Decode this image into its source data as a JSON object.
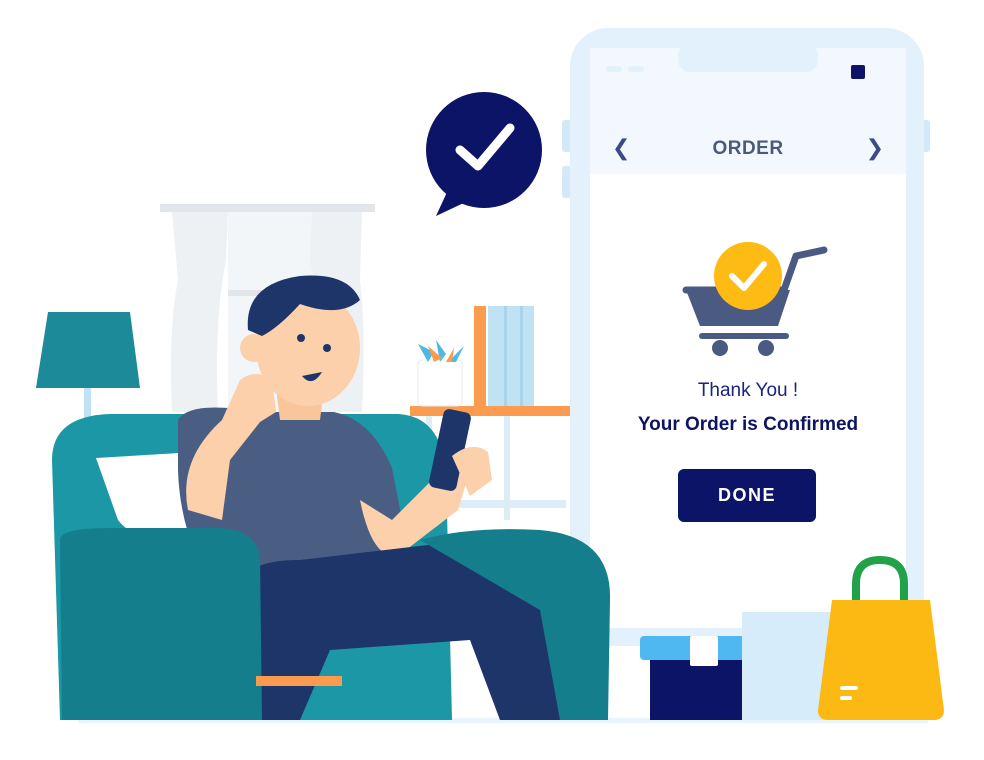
{
  "order_screen": {
    "title": "ORDER",
    "back_arrow": "❮",
    "forward_arrow": "❯",
    "thank_you": "Thank You !",
    "confirmation": "Your Order is Confirmed",
    "done_label": "DONE"
  },
  "icons": {
    "chat_bubble": "check-icon",
    "cart": "shopping-cart-icon",
    "cart_badge": "check-icon"
  },
  "colors": {
    "navy": "#0c1467",
    "phone_frame": "#e3f1fc",
    "teal_sofa": "#1b8a96",
    "check_badge": "#fdbb14",
    "shopping_bag": "#fdb913",
    "bag_handle": "#21a148"
  }
}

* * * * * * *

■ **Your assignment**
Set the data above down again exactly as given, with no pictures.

■ **Written response**
Decode this image into its source data as a JSON object.
{
  "order_screen": {
    "title": "ORDER",
    "back_arrow": "❮",
    "forward_arrow": "❯",
    "thank_you": "Thank You !",
    "confirmation": "Your Order is Confirmed",
    "done_label": "DONE"
  },
  "icons": {
    "chat_bubble": "check-icon",
    "cart": "shopping-cart-icon",
    "cart_badge": "check-icon"
  },
  "colors": {
    "navy": "#0c1467",
    "phone_frame": "#e3f1fc",
    "teal_sofa": "#1b8a96",
    "check_badge": "#fdbb14",
    "shopping_bag": "#fdb913",
    "bag_handle": "#21a148"
  }
}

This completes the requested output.